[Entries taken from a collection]
● ● ● ●
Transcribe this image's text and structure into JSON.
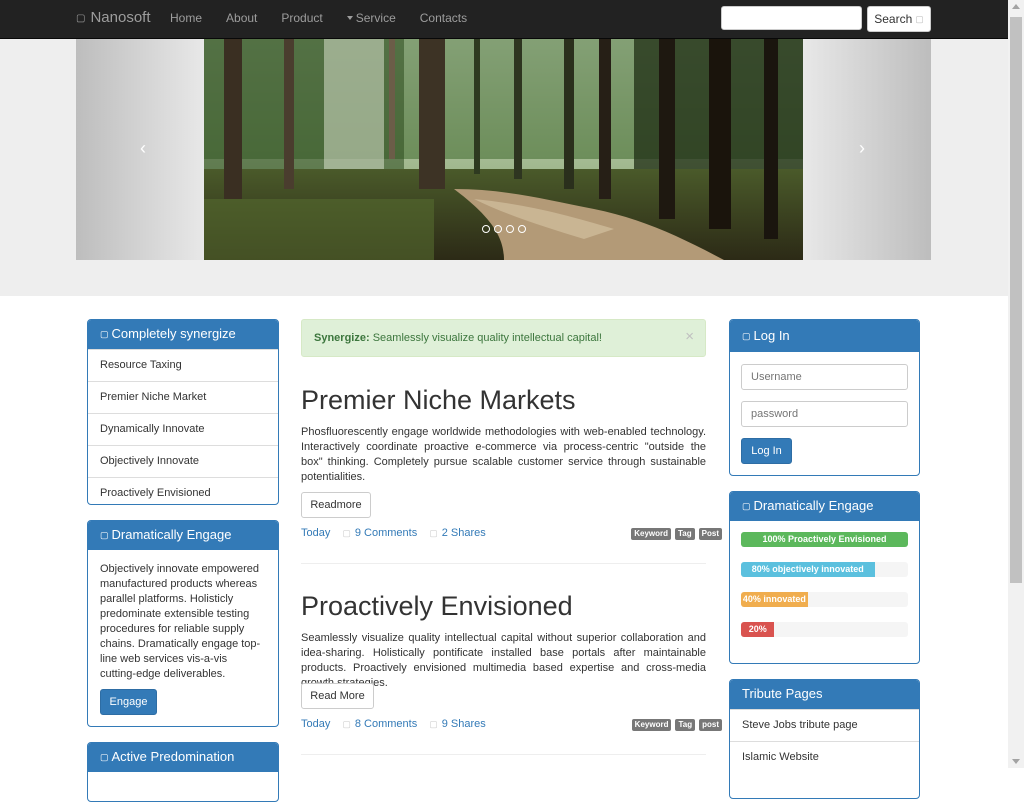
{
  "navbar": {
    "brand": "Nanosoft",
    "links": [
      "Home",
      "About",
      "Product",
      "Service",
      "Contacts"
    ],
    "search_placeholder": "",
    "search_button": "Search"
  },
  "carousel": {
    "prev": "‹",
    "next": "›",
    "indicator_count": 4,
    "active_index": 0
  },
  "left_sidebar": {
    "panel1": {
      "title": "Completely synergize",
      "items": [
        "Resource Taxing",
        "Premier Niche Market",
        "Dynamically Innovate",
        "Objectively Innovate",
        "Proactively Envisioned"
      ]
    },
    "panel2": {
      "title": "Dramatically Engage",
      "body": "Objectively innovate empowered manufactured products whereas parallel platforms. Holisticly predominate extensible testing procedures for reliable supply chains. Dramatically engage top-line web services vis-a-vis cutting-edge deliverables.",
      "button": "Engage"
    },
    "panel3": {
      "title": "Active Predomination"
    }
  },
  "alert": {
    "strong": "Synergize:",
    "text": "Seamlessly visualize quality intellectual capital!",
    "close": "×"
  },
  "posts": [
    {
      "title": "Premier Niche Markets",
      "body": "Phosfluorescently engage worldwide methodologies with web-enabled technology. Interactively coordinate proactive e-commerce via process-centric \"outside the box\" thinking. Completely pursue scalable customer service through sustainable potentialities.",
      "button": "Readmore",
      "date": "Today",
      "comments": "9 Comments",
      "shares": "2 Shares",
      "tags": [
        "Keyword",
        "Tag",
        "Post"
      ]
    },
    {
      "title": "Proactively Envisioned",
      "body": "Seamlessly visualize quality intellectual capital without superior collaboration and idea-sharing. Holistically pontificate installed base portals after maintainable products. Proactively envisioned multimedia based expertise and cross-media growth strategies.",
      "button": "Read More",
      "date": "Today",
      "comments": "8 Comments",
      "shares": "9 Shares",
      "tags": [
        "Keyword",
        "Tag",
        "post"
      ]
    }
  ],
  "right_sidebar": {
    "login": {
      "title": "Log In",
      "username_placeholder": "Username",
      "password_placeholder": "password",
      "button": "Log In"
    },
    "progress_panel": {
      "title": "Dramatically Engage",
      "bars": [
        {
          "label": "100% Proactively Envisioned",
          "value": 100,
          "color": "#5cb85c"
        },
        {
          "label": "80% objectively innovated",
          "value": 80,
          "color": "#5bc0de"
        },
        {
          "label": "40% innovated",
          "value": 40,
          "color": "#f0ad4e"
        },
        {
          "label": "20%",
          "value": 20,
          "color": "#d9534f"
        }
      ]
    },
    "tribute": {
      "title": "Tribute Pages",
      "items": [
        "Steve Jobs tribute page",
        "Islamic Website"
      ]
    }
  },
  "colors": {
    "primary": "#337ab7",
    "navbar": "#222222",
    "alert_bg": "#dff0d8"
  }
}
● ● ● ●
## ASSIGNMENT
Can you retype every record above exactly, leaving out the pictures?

## EXERCISE SOLUTION
Transcribe this image's text and structure into JSON.
{
  "navbar": {
    "brand": "Nanosoft",
    "links": [
      "Home",
      "About",
      "Product",
      "Service",
      "Contacts"
    ],
    "search_placeholder": "",
    "search_button": "Search"
  },
  "carousel": {
    "prev": "‹",
    "next": "›",
    "indicator_count": 4,
    "active_index": 0
  },
  "left_sidebar": {
    "panel1": {
      "title": "Completely synergize",
      "items": [
        "Resource Taxing",
        "Premier Niche Market",
        "Dynamically Innovate",
        "Objectively Innovate",
        "Proactively Envisioned"
      ]
    },
    "panel2": {
      "title": "Dramatically Engage",
      "body": "Objectively innovate empowered manufactured products whereas parallel platforms. Holisticly predominate extensible testing procedures for reliable supply chains. Dramatically engage top-line web services vis-a-vis cutting-edge deliverables.",
      "button": "Engage"
    },
    "panel3": {
      "title": "Active Predomination"
    }
  },
  "alert": {
    "strong": "Synergize:",
    "text": "Seamlessly visualize quality intellectual capital!",
    "close": "×"
  },
  "posts": [
    {
      "title": "Premier Niche Markets",
      "body": "Phosfluorescently engage worldwide methodologies with web-enabled technology. Interactively coordinate proactive e-commerce via process-centric \"outside the box\" thinking. Completely pursue scalable customer service through sustainable potentialities.",
      "button": "Readmore",
      "date": "Today",
      "comments": "9 Comments",
      "shares": "2 Shares",
      "tags": [
        "Keyword",
        "Tag",
        "Post"
      ]
    },
    {
      "title": "Proactively Envisioned",
      "body": "Seamlessly visualize quality intellectual capital without superior collaboration and idea-sharing. Holistically pontificate installed base portals after maintainable products. Proactively envisioned multimedia based expertise and cross-media growth strategies.",
      "button": "Read More",
      "date": "Today",
      "comments": "8 Comments",
      "shares": "9 Shares",
      "tags": [
        "Keyword",
        "Tag",
        "post"
      ]
    }
  ],
  "right_sidebar": {
    "login": {
      "title": "Log In",
      "username_placeholder": "Username",
      "password_placeholder": "password",
      "button": "Log In"
    },
    "progress_panel": {
      "title": "Dramatically Engage",
      "bars": [
        {
          "label": "100% Proactively Envisioned",
          "value": 100,
          "color": "#5cb85c"
        },
        {
          "label": "80% objectively innovated",
          "value": 80,
          "color": "#5bc0de"
        },
        {
          "label": "40% innovated",
          "value": 40,
          "color": "#f0ad4e"
        },
        {
          "label": "20%",
          "value": 20,
          "color": "#d9534f"
        }
      ]
    },
    "tribute": {
      "title": "Tribute Pages",
      "items": [
        "Steve Jobs tribute page",
        "Islamic Website"
      ]
    }
  },
  "colors": {
    "primary": "#337ab7",
    "navbar": "#222222",
    "alert_bg": "#dff0d8"
  }
}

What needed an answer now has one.